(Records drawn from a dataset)
──────────
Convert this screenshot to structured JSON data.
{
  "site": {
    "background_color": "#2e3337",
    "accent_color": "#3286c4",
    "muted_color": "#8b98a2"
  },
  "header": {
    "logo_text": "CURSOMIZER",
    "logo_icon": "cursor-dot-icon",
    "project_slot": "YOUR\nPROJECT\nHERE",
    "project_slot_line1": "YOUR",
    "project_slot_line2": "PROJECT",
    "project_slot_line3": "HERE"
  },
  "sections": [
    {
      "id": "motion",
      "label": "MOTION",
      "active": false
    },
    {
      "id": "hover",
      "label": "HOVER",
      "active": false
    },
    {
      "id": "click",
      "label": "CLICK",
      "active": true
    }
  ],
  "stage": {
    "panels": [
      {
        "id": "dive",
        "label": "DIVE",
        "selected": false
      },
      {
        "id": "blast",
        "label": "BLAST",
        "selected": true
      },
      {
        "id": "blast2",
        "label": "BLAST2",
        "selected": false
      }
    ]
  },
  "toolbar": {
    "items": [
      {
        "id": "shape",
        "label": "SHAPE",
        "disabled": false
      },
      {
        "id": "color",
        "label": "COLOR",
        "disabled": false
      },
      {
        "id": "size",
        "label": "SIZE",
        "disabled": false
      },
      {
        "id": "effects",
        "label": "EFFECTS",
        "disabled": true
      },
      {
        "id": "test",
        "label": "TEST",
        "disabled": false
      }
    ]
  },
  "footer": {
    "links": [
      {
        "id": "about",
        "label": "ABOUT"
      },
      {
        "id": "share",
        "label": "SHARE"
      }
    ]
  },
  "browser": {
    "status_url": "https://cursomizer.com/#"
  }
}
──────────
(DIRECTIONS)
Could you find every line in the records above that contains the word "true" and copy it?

(ANSWER TO THE EXERCISE)
      "active": true
        "selected": true
        "disabled": true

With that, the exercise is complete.